But Sydney-based Robertson said such projects are hyped and, in any case, it is unlikely they will align with his investment strategy.
His fund holds between 25 and 50 stocks, most of them for three-four years.
The “preferred infrastructure” universe consists of listed companies operating in OECD member countries. They must own physical infrastructure, long-term concessions or government contracts giving them quasi-monopoly status and must provide inflation-linked returns.
“We are unashamedly stock pickers,” he said. “We have a very concentrated portfolio in a very well defined universe of ‘preferred infrastructure’ securities.”
In theory, investors in an infrastructure fund should receive stable revenues in the form of dividends and have a low risk of capital loss. But markets don’t always work that way. “Markets tend to behave erratically in the short term,” said Robertson, adding that he may take advantage of volatility to increase positions.
As an example, he cited French-based satellite provider Eutelsat, one of the fund’s holdings.
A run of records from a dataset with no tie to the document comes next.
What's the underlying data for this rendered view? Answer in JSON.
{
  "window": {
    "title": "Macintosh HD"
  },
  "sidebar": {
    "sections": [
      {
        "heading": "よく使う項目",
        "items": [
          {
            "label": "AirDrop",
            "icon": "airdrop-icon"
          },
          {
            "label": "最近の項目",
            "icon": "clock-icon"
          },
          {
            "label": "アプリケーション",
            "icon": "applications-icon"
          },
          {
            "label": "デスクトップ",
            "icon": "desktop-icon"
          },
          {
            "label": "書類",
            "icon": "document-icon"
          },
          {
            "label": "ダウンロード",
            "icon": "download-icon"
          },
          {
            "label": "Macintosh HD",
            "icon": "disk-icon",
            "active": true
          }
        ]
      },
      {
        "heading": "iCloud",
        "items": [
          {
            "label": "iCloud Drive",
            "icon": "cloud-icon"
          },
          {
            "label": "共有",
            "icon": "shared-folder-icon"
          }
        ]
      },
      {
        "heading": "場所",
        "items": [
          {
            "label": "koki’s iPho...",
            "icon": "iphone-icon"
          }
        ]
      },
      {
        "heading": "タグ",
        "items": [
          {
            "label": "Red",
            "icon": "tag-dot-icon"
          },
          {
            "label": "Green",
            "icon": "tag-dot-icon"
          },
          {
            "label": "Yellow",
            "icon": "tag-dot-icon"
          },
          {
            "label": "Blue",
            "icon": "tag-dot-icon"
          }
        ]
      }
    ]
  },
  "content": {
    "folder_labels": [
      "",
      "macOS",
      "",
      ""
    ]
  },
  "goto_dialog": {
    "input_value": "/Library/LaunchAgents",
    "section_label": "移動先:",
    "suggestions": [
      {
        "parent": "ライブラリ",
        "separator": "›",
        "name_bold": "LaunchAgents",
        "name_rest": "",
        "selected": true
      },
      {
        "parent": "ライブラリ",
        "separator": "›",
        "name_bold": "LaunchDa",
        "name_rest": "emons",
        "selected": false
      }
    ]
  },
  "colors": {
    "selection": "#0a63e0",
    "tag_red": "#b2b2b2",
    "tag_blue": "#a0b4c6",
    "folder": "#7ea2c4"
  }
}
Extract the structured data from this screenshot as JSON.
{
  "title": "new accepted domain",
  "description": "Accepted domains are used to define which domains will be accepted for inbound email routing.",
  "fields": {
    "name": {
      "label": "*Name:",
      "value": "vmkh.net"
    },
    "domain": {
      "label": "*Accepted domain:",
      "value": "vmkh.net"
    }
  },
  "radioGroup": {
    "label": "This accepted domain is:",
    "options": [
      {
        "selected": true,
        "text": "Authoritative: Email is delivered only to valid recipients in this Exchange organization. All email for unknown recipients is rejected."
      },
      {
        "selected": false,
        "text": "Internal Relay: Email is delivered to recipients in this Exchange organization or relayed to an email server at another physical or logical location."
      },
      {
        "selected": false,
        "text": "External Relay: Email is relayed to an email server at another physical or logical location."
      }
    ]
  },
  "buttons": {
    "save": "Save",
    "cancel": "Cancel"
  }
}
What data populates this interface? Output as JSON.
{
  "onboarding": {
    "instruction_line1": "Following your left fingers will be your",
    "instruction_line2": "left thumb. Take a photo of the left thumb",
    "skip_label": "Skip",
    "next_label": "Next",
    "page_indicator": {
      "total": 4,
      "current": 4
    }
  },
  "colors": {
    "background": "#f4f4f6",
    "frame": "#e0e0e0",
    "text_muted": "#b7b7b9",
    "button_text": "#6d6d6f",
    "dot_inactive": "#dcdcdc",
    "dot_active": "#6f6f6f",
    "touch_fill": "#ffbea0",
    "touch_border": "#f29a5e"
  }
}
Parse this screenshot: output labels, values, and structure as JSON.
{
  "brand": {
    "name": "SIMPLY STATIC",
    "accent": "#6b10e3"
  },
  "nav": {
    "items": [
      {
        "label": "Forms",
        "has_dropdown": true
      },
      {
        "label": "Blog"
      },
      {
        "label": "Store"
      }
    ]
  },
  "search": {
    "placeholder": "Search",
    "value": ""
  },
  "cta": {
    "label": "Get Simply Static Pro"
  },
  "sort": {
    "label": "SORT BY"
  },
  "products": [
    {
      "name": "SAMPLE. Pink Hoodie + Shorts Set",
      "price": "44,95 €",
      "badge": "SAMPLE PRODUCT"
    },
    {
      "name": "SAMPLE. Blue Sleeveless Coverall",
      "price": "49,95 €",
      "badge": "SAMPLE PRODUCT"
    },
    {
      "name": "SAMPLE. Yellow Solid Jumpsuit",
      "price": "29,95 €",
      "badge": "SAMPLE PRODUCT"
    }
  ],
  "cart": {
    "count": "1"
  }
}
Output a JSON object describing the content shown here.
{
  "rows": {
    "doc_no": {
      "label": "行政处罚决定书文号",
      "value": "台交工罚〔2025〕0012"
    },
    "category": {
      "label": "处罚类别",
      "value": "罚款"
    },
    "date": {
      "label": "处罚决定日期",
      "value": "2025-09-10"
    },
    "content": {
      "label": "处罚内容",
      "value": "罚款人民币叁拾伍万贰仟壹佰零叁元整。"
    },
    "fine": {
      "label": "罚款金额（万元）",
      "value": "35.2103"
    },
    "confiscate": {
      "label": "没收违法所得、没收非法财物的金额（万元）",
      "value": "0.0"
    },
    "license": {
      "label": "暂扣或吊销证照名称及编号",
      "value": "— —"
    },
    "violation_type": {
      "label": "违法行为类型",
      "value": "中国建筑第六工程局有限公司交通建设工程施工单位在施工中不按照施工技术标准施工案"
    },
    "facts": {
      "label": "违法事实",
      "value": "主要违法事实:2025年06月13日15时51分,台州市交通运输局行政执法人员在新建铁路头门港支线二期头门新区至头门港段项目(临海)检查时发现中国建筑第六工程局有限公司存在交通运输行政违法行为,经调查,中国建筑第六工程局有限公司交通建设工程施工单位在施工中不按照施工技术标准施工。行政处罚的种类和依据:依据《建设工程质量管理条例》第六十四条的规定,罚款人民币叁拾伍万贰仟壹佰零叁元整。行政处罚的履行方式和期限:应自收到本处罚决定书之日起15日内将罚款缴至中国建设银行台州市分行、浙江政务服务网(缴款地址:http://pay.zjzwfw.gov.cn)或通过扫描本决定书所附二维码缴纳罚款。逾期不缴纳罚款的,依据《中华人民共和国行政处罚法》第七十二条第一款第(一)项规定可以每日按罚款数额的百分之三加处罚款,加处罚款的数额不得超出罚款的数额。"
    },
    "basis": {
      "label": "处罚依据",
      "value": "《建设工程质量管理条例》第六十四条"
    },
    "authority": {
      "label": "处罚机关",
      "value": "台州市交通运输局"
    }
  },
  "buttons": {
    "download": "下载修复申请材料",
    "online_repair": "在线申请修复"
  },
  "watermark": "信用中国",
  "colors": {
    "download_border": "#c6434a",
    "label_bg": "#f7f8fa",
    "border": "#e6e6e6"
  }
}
In May 2016, the company announced a profit warning, resulting in a 30% drop in price. “We felt it was a short-term aberration that provided a buying opportunity for us, so we aggressively bought into Eutelsat at that time,” said Robertson.
The company’s price has stayed essentially flat since then. “We’re still waiting for that to come to fruition, but we’re patient investors,” he added.
“Our return objective is Consumer Price Index plus 5%,” said Robertson. “Today with our position in Eutelsat we’re getting a 6% dividend yield. It almost covers itself whether or not the share price goes up.”
However, in December 2009, the fund’s managers were caught off-guard with their holding of Cintra Infraestructuras, a Spanish company operating a toll road in Canada. Cintra was merged with its parent Ferrovial Group in the wake of the global financial crisis of 2008, leaving minority shareholders stranded.
As of 31 January, 60% of the portfolio was invested in Europe and the UK. “The biggest risk we face [today] is our exposure to Europe,” he said. “It’s prudent for us to model recession and punitive discount rates in the EU.”
At 7.9% of the portfolio, Atlantia, an operator of Italian toll highways, is the largest holding in the fund.
Robertson’s conservative value model assumes “fewer cars traveling down their roads in 2038 than actually travelled in 2008”. Even with such a drastic assumption the company meets the value investment criteria. “This stock is trading very cheaply on very low multiples, therefore we’re happy owning a very large portion of it in the portfolio.”
US utilities, which constitute a big share of index-based funds, are “grossly overvalued” at 17-18 earnings multiple, according to Robertson. Investors who look to them for safety are happy with relatively low dividend returns. But the prospect of higher interest rates in the US makes him question the safety of the capital.
“It’s a business that struggles to earn a 10% return-on-equity and to generate 2-3% earnings growth through the investment cycle. We think it doesn’t warrant 17 times price-to-earnings ratio.”